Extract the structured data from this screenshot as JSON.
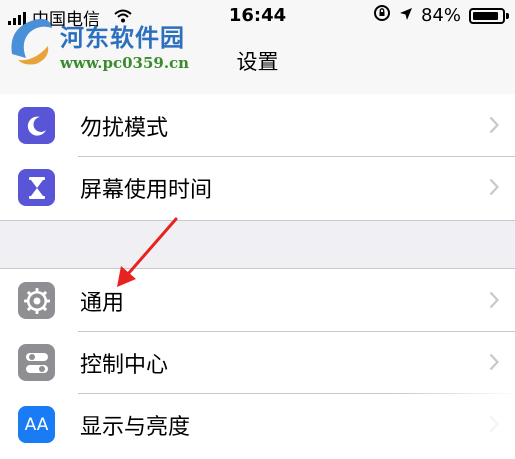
{
  "status_bar": {
    "carrier": "中国电信",
    "time": "16:44",
    "battery": "84%",
    "icons": [
      "signal-icon",
      "wifi-icon",
      "rotation-lock-icon",
      "location-icon",
      "battery-icon"
    ]
  },
  "watermark": {
    "name": "河东软件园",
    "url": "www.pc0359.cn"
  },
  "nav": {
    "title": "设置"
  },
  "settings": {
    "group1": [
      {
        "label": "勿扰模式",
        "icon": "moon-icon",
        "color": "#5856d6"
      },
      {
        "label": "屏幕使用时间",
        "icon": "hourglass-icon",
        "color": "#5856d6"
      }
    ],
    "group2": [
      {
        "label": "通用",
        "icon": "gear-icon",
        "color": "#8e8e93"
      },
      {
        "label": "控制中心",
        "icon": "toggles-icon",
        "color": "#8e8e93"
      },
      {
        "label": "显示与亮度",
        "icon": "text-size-icon",
        "icon_text": "AA",
        "color": "#1a7cf5"
      }
    ]
  },
  "annotation": {
    "type": "red-arrow",
    "color": "#e8231f",
    "points_to": "通用"
  }
}
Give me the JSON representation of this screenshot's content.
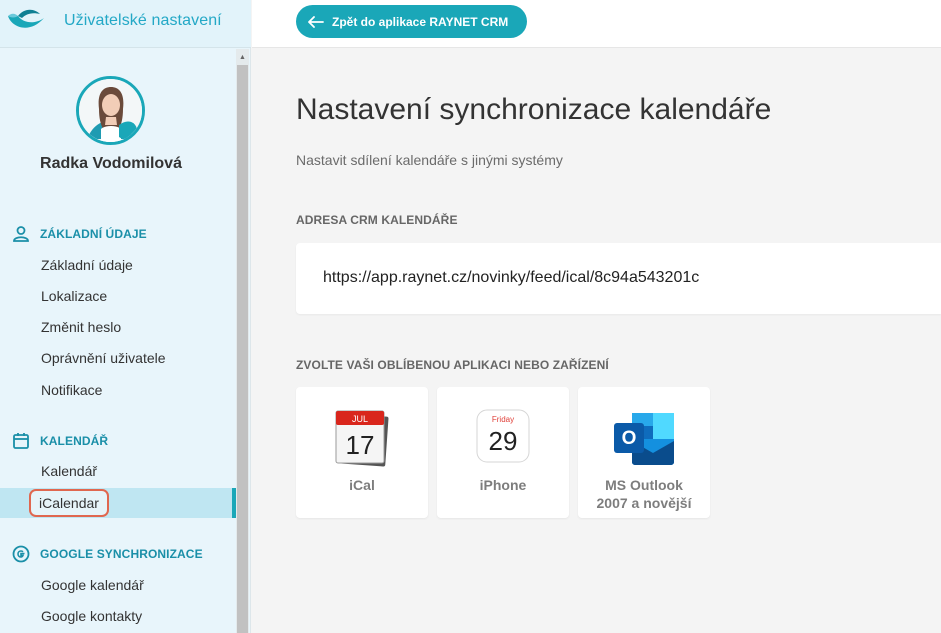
{
  "sidebar": {
    "title": "Uživatelské nastavení",
    "user_name": "Radka Vodomilová",
    "sections": [
      {
        "title": "ZÁKLADNÍ ÚDAJE",
        "icon": "person-icon",
        "items": [
          "Základní údaje",
          "Lokalizace",
          "Změnit heslo",
          "Oprávnění uživatele",
          "Notifikace"
        ]
      },
      {
        "title": "KALENDÁŘ",
        "icon": "calendar-icon",
        "items": [
          "Kalendář",
          "iCalendar"
        ]
      },
      {
        "title": "GOOGLE SYNCHRONIZACE",
        "icon": "google-icon",
        "items": [
          "Google kalendář",
          "Google kontakty"
        ]
      }
    ],
    "active_item": "iCalendar"
  },
  "topbar": {
    "back_label": "Zpět do aplikace RAYNET CRM"
  },
  "main": {
    "title": "Nastavení synchronizace kalendáře",
    "subtitle": "Nastavit sdílení kalendáře s jinými systémy",
    "crm_label": "ADRESA CRM KALENDÁŘE",
    "crm_url": "https://app.raynet.cz/novinky/feed/ical/8c94a543201c",
    "apps_label": "ZVOLTE VAŠI OBLÍBENOU APLIKACI NEBO ZAŘÍZENÍ",
    "apps": [
      {
        "name": "iCal",
        "icon": "ical-icon",
        "month": "JUL",
        "day": "17"
      },
      {
        "name": "iPhone",
        "icon": "iphone-calendar-icon",
        "weekday": "Friday",
        "day": "29"
      },
      {
        "name": "MS Outlook\n2007 a novější",
        "icon": "outlook-icon",
        "letter": "O"
      }
    ]
  },
  "colors": {
    "accent": "#1aa7b8",
    "sidebar_bg": "#e8f5fb",
    "highlight": "#e0674f"
  }
}
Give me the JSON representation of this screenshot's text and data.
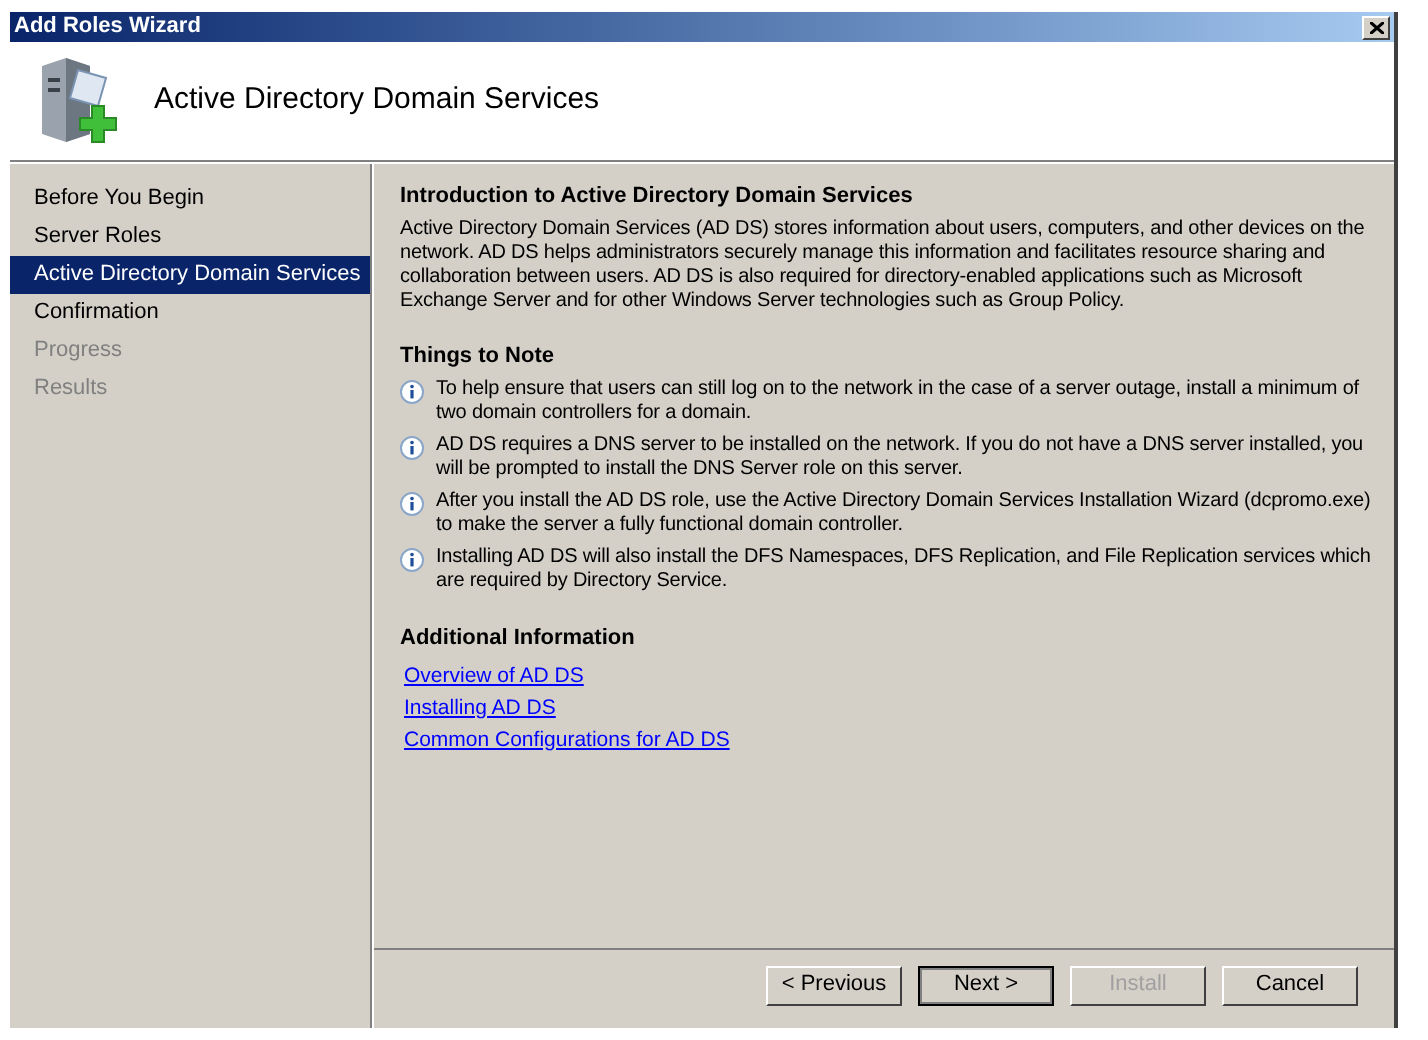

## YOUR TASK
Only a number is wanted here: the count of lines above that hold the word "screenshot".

## EXERCISE RESULT
3